Facebook is reviewing how it handles violent videos and other objectionable material, saying it needs to do better after a video of a killing in Cleveland remained on its service for more than two hours.
"We prioritise reports with serious safety implications for our community, and are working on making that review process go even faster," Justin Osofsky, Facebook's vice-president for global operations and media partnerships, said in a blog post.
"We prioritise reports with serious safety implications for our community, and are working on making that review process go even faster," Osofsky said.
Authorities searching multiple states for a suspect in the deadly shooting of a Cleveland man say they have no idea what led up to what they say appears to be a random shooting.
Cleveland's police chief said today that only Steve Stephens knows the answer to what set him off.
"Only Steve knows that," Cleveland Police Chief Calvin Williams said.
Police say the 37-year-old Stephens shot a Cleveland retiree picking up aluminum cans yesterday and then posted a video of the killing on Facebook.
In the video, Stephens names a woman and tells the victim, Robert Godwin, that "she's the reason that this is about to happen to you".
Authorities say Stephens is considered armed and dangerous and could be anywhere.
Williams says authorities have already searched every location Stephens has been associated with in the Cleveland area.
Authorities posted a US$50,000 reward for Stephens' capture.
"He could be nearby. He could be far away or anywhere in between," FBI agent Stephen Anthony said.
Law enforcement officials said his cellphone signal was last detected yesterday in Erie, Pennsylvania, about 160km east of Cleveland.
Police reported getting dozens and dozens of tips, and nine schools in Philadelphia were locked down today while authorities investigated possible sightings of Stephens. But they said there was no sign he was actually there.
The suspect told his mother before the shooting that, "If you see me again, it'll be a miracle".
Maggie Green, the mother of Stephens, told CNN that he visited her Saturday afternoon, before the shocking act of violence. Later, Stephens told her on the phone that he was "shooting people" because he was "mad with his girlfriend".
Authorities admit that they don't know the whereabouts of the 37-year-old, who disappeared after shooting Robert Godwin Senior, 74, in the head in Cleveland, Ohio, on Sunday.
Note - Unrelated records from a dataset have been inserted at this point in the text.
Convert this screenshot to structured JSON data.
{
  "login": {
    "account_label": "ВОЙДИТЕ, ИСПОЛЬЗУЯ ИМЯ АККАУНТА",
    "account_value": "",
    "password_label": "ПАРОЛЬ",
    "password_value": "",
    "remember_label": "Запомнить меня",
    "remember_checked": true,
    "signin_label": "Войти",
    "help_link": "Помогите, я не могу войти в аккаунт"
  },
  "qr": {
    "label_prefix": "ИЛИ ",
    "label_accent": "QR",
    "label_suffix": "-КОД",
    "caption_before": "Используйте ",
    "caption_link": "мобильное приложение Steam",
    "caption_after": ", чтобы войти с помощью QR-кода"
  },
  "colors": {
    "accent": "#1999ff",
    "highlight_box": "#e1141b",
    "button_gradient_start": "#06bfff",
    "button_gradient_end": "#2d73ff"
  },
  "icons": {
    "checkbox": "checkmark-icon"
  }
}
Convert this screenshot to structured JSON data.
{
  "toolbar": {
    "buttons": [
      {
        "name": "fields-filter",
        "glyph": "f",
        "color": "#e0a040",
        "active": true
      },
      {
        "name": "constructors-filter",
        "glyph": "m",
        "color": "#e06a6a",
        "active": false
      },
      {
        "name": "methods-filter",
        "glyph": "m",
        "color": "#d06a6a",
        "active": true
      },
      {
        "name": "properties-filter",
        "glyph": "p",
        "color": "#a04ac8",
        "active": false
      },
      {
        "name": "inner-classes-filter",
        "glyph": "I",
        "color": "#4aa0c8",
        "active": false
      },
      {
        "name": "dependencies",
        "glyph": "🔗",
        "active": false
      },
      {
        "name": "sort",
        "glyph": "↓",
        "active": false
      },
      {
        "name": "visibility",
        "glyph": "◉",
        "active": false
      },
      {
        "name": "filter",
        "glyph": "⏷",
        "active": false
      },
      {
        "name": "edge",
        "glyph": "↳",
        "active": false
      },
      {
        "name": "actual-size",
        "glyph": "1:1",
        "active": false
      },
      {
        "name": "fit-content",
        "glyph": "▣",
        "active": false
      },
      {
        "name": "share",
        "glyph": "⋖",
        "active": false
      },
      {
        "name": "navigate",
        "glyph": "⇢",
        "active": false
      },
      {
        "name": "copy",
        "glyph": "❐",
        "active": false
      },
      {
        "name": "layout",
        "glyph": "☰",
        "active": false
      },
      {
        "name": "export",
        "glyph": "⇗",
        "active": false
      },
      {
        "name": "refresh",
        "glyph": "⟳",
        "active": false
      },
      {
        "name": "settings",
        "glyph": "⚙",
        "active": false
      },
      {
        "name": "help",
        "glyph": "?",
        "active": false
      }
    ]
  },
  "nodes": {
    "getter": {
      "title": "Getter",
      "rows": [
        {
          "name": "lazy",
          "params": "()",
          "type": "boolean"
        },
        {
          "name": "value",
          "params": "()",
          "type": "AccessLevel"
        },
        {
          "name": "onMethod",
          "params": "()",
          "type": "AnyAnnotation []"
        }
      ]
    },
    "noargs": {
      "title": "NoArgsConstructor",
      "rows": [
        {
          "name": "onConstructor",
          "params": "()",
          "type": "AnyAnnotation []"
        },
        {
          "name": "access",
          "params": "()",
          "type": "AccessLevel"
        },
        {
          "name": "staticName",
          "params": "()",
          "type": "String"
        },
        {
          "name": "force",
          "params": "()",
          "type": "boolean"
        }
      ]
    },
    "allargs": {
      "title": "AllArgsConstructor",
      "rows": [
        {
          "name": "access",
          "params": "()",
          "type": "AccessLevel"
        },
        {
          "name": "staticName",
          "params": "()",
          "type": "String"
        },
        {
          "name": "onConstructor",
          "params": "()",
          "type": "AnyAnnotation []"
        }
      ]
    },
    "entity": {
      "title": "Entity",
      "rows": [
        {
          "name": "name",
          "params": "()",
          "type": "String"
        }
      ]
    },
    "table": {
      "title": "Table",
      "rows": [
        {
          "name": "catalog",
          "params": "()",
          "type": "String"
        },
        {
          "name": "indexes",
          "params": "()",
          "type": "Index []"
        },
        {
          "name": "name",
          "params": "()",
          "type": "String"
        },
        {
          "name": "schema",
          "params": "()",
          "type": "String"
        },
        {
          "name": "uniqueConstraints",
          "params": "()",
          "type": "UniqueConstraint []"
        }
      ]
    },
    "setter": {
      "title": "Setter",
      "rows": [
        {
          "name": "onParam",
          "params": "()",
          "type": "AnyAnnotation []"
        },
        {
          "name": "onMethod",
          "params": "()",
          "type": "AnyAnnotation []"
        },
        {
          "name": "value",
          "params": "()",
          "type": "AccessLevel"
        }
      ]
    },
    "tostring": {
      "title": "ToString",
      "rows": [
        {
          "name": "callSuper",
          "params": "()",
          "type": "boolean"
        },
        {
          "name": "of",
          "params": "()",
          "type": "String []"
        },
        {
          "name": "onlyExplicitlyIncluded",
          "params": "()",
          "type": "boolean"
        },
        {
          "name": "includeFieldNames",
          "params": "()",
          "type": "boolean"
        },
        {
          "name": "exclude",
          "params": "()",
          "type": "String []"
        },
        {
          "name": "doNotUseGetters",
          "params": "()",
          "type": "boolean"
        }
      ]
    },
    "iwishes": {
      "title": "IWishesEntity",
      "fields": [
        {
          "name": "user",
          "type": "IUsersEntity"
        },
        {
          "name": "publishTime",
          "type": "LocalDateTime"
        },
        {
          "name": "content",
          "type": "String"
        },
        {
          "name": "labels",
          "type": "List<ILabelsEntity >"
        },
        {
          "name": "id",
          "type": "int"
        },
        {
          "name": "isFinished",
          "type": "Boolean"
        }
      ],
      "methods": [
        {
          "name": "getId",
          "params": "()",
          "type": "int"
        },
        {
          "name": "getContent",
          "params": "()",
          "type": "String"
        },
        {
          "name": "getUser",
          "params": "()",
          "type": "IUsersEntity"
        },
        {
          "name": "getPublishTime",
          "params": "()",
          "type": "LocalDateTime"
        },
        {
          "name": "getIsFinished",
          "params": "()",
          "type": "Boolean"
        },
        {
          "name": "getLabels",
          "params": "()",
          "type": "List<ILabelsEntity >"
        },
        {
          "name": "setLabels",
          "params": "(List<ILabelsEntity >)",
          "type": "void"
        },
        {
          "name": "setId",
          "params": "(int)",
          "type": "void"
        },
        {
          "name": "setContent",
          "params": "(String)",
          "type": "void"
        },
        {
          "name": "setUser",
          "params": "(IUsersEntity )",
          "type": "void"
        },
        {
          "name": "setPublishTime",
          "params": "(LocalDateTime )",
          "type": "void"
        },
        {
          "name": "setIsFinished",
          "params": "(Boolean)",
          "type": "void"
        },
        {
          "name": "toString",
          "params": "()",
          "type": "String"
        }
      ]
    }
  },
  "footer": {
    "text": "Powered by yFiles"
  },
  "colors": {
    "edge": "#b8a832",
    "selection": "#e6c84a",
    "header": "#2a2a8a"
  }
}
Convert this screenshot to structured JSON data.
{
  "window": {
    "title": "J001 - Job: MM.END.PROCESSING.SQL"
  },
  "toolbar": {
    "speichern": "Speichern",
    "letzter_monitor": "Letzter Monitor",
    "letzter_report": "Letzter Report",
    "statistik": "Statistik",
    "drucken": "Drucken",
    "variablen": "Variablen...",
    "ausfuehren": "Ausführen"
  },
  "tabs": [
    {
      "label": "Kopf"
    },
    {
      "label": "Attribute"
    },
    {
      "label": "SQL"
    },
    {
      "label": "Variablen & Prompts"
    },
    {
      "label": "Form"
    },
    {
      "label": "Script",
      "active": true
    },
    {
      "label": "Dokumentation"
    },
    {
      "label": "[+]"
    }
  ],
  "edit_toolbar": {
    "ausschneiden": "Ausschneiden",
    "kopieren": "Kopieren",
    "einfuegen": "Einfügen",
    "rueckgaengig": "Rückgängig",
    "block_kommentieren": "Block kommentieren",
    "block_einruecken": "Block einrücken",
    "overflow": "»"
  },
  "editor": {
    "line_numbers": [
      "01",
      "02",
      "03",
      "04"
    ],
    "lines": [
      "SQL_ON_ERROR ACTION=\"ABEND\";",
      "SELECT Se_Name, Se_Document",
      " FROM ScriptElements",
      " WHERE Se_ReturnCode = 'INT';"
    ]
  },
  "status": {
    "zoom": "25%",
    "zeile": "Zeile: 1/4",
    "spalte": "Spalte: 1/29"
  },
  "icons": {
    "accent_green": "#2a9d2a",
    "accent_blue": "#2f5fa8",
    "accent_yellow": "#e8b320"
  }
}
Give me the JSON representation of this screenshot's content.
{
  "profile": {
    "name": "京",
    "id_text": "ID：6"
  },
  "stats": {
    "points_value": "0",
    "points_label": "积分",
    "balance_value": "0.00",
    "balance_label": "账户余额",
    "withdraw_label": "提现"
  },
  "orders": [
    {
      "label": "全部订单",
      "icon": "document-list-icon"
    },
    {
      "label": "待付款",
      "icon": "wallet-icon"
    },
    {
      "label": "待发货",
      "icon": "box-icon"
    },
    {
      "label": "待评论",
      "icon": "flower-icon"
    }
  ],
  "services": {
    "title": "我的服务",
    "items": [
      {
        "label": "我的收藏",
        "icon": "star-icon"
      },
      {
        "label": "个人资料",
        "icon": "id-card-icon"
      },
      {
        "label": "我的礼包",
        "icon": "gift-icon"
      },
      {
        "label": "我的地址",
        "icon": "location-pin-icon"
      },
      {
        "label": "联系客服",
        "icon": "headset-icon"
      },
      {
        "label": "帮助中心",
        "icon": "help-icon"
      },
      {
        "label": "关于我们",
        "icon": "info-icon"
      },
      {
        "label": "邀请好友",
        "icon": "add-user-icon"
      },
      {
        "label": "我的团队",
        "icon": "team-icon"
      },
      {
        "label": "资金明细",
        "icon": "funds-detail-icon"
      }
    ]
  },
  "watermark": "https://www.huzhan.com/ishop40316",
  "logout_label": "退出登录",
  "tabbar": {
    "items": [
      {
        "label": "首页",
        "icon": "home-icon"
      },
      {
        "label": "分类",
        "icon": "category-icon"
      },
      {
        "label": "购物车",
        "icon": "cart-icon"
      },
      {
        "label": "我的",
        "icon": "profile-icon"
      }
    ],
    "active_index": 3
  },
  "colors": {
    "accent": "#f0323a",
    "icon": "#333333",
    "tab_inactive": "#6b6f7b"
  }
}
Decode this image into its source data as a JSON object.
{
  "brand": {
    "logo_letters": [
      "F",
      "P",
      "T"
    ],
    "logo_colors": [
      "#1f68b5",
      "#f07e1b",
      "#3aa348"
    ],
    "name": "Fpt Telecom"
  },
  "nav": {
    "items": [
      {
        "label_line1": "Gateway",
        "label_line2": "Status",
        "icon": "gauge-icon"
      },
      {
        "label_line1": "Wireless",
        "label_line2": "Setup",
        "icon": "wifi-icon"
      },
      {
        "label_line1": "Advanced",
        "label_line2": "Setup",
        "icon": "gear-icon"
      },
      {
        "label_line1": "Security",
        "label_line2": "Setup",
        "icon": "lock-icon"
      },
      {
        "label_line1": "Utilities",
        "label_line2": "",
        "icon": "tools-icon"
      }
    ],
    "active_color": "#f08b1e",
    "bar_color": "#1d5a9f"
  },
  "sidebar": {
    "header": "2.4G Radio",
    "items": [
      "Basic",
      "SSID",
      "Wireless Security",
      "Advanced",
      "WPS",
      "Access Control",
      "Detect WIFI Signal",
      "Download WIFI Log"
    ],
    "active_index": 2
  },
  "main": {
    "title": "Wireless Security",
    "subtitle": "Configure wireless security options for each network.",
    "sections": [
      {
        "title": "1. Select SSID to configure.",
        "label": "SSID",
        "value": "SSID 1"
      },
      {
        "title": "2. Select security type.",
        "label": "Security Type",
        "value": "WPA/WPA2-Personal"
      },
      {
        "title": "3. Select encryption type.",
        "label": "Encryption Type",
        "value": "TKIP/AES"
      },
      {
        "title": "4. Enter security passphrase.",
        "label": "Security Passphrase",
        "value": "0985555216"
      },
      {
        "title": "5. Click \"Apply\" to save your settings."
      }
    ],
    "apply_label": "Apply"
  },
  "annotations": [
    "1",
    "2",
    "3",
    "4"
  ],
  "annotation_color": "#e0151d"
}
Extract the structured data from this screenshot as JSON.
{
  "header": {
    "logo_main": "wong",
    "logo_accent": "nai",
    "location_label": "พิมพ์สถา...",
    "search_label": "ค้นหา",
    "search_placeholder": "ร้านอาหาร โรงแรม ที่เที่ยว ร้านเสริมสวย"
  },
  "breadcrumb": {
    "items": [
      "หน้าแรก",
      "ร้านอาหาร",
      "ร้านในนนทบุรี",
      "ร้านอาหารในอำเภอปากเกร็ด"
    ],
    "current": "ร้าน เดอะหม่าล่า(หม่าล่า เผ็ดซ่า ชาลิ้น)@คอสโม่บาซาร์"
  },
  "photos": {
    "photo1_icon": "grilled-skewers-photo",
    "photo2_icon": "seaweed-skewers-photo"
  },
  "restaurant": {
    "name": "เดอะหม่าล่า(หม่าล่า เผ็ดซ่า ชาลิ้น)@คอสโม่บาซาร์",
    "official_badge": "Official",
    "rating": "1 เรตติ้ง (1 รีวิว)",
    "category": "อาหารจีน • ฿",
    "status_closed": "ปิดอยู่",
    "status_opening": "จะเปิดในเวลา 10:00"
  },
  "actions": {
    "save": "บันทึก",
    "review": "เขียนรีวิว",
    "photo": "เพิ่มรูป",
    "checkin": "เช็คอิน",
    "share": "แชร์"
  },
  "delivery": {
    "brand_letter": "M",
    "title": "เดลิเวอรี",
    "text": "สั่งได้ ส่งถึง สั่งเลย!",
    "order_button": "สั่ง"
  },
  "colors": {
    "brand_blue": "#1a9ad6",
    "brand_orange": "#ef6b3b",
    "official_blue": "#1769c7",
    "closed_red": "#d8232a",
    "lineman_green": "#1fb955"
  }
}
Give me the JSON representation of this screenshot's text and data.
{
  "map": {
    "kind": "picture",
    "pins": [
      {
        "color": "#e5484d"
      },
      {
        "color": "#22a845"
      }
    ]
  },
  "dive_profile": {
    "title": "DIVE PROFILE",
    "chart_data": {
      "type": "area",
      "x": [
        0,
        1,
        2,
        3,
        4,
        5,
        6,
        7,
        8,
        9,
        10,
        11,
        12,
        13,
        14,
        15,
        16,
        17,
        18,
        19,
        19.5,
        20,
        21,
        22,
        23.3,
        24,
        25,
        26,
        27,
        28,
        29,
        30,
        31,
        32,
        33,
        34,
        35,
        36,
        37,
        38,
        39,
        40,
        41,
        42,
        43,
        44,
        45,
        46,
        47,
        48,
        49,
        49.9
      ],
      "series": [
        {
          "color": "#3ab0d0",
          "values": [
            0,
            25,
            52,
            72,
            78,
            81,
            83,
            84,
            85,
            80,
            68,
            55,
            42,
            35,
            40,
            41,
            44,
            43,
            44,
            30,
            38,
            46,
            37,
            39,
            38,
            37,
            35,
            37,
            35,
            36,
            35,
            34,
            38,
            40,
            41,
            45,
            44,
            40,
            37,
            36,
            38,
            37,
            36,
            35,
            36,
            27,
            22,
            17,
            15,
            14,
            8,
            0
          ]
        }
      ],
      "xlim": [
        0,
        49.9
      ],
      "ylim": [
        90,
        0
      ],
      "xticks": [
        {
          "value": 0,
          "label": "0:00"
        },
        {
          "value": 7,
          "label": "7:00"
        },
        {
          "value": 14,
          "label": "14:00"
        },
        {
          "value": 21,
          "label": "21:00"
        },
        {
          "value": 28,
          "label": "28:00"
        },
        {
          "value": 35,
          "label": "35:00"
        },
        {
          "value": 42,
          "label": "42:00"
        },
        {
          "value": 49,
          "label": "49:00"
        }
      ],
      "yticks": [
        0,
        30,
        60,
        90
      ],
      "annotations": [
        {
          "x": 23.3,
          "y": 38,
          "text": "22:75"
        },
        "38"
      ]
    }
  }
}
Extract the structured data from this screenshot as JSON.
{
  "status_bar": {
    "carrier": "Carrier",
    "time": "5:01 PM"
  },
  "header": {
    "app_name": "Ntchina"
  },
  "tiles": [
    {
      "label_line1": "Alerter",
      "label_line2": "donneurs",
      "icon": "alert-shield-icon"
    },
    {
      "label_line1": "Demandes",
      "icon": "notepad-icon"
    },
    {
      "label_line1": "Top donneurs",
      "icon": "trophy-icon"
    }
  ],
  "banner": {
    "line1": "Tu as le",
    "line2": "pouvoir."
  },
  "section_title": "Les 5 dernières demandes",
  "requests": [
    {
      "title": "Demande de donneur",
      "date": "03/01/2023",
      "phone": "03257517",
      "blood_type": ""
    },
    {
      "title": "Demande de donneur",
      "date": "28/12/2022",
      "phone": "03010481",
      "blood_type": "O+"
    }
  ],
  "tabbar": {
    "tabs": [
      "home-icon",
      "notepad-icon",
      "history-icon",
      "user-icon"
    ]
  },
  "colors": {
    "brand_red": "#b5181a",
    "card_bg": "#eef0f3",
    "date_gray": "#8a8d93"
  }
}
Five American states are on high alert as police, the Federal Bureau of Investigation and the US Marshals Service hunt for the children's mental health worker, who apparently chose to kill Godwin at random.
Williams said detectives spoke with Mr Stephens via mobile phone after the "heinous crime" but he had since slipped through the authorities' grasp.
"They tried to convince him to turn himself in and of course that hasn't happened to date," Williams told reporters at a press conference.
Stephens turned to violence because he was angry with his ex-girlfriend Joy Lane, he says in a video posted to Facebook.
She told CBS News in a text message that she was "sorry that all of this has happened".
"My heart & prayers goes out to the family members of the victim(s)," she wrote.
"Steve really is a nice guy ... he is generous with everyone he knows. He was kind and loving to me and my children."
In the video, which has since been taken down from the social media site, Stephens approaches Godwin and asks him to repeat Joy Lane's name saying, "She's the reason this is about to happen to you".
He pulls the trigger on the gun and the man falls to the ground, with blood rushing from his face.
Stephens wrote on Facebook he wouldn't stop killing until he received a call from his mother and Lane.
Williams said officers had searched for the suspect at dozens of locations "to no avail".
Stephens said in Facebook comments that he had killed 15 people in Cleveland, but Williams said there was no evidence that he had killed anyone other than Godwin.
The police chief warned residents that there was a lot of misinformation doing the rounds on social media.
"We don't want people to panic," Williams said.
"Unfortunately, there's been one fatality, one homicide in this entire scenario, and we want to keep it that way.
"We're still asking Steve to turn himself in, but if he doesn't we'll find him ... we're not going to stop until he's in custody."
Williams said the suspect had no criminal history but "obviously, he's got deep, deep issues".
Anthony said the goal was to find Mr Stephens before there was any further violence.
"This individual is armed and dangerous and, quite frankly, at this point he could be a lot of places," he said.
"We need to take this individual off the street ... rest assured that we're using any and all resources to work this, not just in the Cleveland area, but throughout the United States."
US Marshall Peter Elliott said he was "optimistic" Stephens would be found quickly.
"We're going to make this individual's world very, very, very small," he said.
Godwin, a father of nine and grandfather of 14, was shot walking home after enjoying an Easter meal with his children.
The hunt for Stephens had been widened to include the states of Pennsylvania, New York, Indiana and Michigan.
The suspect is described as African-American, 185cm tall and 108kg with a full beard.
Police have told Americans to be on the lookout for his car, a white Ford Fusion.
Williams urged people not to contribute to any GoFundMe pages taking donations because they had not been set up by Godwin's family.
- additional reporting AP, AAP